Are Your Trees a Hazard?
May 17, 2016
Owning property comes with a lot of responsibility. Trees are an important component of both residential and commercial properties that can often be ignored, or at least considered low-priority. When something goes wrong with a large established tree, such a disease or pest infestation, the problem might go unchecked for weeks, months and potentially years before it is noticed or addressed. Left unchecked, an otherwise benign problem can result in costly treatments, property damage, or even complete loss of the tree. We call these trees “hazard trees”.
How do you know your tree is at risk?
There are certain signs your tree is in decline and in need of professional help.

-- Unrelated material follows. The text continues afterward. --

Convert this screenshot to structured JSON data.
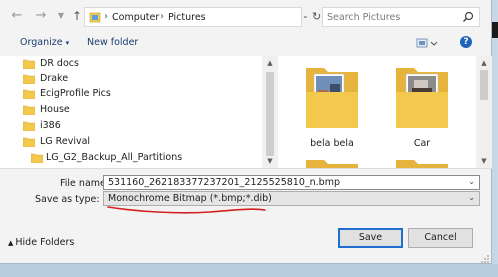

Only a certified arborist, be it someone from Preservation Tree or another qualified tree service, should inspect and diagnose tree issues. They can then develop a plan for how to remedy the problem, or make other recommendations, which may include removal.
Remember, when hiring a tree care company, ask for credentials!
These are the signs your tree could be in distress:
Cracks & Decay: Just like on your skin, open wounds on the trunk of your tree, especially if they are oozing, is a sign that something could be wrong. Cracks allow pathogens to enter the tree and make it more susceptible to pests. When trees are not properly pruned, sustain wildlife damage or other environmental stresses, fungi and bacteria can enter through the open wound, causing an infection. Over time, you’ll notice the look and vigor of your tree decline.
Is your tree oozing slime? This is a sign of possible serious decay. More on slime flux here.
Codominant trunks: Trees that have two or more dominant trunks can easily break in two during a storm, or as a result of too much weight as the tree ages. We can remedy this problem by bracing and cabling a tree to strengthen both tree trunks.
This tree’s codominant trunks split in two during an ice storm. Unfortunately, it had to be removed.
Mushrooms or Conks on Tree Trunks: A mushroom or fungal conk growing at the base of the tree could mean there is decay inside the tree. Poor tree management could mean a fungal disease could go unnoticed until it’s too late. Over time, the tree could go into such decay it becomes a hazard and may need to be removed.
Construction Damage: Did you know construction on your property, or even your neighbor’s, can cause damage to your tree's roots? Construction plans often don’t take established trees into consideration as they should. Heavy machinery and building materials sit around trees directly on top of their roots, creating intense compaction around the root zone of the tree. This reduces a tree’s ability to properly take in oxygen, water and nutrients at the root zone. Protect your trees during renovation and building projects.
Preservation Tree is committed to preserving trees in the DFW area. For more information on how our certified arborists preserve and protect trees, visit our Services page then give us a call in Dallas 214-528-2266 and Ft. Worth 817-581-4502